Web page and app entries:
--------------------------------

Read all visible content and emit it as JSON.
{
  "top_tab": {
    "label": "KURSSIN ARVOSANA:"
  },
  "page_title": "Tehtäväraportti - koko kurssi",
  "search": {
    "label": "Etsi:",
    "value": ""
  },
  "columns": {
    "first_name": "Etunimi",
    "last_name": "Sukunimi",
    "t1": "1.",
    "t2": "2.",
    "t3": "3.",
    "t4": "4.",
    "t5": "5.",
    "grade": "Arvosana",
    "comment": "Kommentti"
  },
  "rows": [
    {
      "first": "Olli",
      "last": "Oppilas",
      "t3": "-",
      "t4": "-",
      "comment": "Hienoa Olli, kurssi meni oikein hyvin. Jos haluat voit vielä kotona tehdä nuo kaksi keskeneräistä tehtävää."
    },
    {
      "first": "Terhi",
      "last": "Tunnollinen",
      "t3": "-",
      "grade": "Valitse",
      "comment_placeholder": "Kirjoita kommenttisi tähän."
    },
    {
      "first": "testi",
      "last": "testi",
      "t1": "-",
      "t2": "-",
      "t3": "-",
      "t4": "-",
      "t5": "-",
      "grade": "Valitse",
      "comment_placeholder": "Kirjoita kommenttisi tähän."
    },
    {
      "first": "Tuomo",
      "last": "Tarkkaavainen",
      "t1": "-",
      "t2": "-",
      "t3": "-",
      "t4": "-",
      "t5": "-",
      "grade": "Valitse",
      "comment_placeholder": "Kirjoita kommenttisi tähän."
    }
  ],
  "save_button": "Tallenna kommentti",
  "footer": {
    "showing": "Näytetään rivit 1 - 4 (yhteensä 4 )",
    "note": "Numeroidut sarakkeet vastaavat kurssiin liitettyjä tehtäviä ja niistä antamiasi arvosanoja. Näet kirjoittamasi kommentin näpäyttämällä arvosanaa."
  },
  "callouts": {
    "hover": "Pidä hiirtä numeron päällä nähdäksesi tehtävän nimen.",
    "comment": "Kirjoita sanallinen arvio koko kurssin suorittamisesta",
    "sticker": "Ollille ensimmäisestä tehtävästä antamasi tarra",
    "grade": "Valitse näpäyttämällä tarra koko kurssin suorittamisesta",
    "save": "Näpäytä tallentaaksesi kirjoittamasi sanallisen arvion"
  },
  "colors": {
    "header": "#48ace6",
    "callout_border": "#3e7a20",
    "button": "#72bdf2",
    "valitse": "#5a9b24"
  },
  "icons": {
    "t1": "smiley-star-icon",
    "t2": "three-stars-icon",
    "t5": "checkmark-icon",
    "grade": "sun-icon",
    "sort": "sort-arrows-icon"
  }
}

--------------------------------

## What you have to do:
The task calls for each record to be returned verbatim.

## Result of the task:
Read all visible content and emit it as JSON.
{
  "top_tab": {
    "label": "KURSSIN ARVOSANA:"
  },
  "page_title": "Tehtäväraportti - koko kurssi",
  "search": {
    "label": "Etsi:",
    "value": ""
  },
  "columns": {
    "first_name": "Etunimi",
    "last_name": "Sukunimi",
    "t1": "1.",
    "t2": "2.",
    "t3": "3.",
    "t4": "4.",
    "t5": "5.",
    "grade": "Arvosana",
    "comment": "Kommentti"
  },
  "rows": [
    {
      "first": "Olli",
      "last": "Oppilas",
      "t3": "-",
      "t4": "-",
      "comment": "Hienoa Olli, kurssi meni oikein hyvin. Jos haluat voit vielä kotona tehdä nuo kaksi keskeneräistä tehtävää."
    },
    {
      "first": "Terhi",
      "last": "Tunnollinen",
      "t3": "-",
      "grade": "Valitse",
      "comment_placeholder": "Kirjoita kommenttisi tähän."
    },
    {
      "first": "testi",
      "last": "testi",
      "t1": "-",
      "t2": "-",
      "t3": "-",
      "t4": "-",
      "t5": "-",
      "grade": "Valitse",
      "comment_placeholder": "Kirjoita kommenttisi tähän."
    },
    {
      "first": "Tuomo",
      "last": "Tarkkaavainen",
      "t1": "-",
      "t2": "-",
      "t3": "-",
      "t4": "-",
      "t5": "-",
      "grade": "Valitse",
      "comment_placeholder": "Kirjoita kommenttisi tähän."
    }
  ],
  "save_button": "Tallenna kommentti",
  "footer": {
    "showing": "Näytetään rivit 1 - 4 (yhteensä 4 )",
    "note": "Numeroidut sarakkeet vastaavat kurssiin liitettyjä tehtäviä ja niistä antamiasi arvosanoja. Näet kirjoittamasi kommentin näpäyttämällä arvosanaa."
  },
  "callouts": {
    "hover": "Pidä hiirtä numeron päällä nähdäksesi tehtävän nimen.",
    "comment": "Kirjoita sanallinen arvio koko kurssin suorittamisesta",
    "sticker": "Ollille ensimmäisestä tehtävästä antamasi tarra",
    "grade": "Valitse näpäyttämällä tarra koko kurssin suorittamisesta",
    "save": "Näpäytä tallentaaksesi kirjoittamasi sanallisen arvion"
  },
  "colors": {
    "header": "#48ace6",
    "callout_border": "#3e7a20",
    "button": "#72bdf2",
    "valitse": "#5a9b24"
  },
  "icons": {
    "t1": "smiley-star-icon",
    "t2": "three-stars-icon",
    "t5": "checkmark-icon",
    "grade": "sun-icon",
    "sort": "sort-arrows-icon"
  }
}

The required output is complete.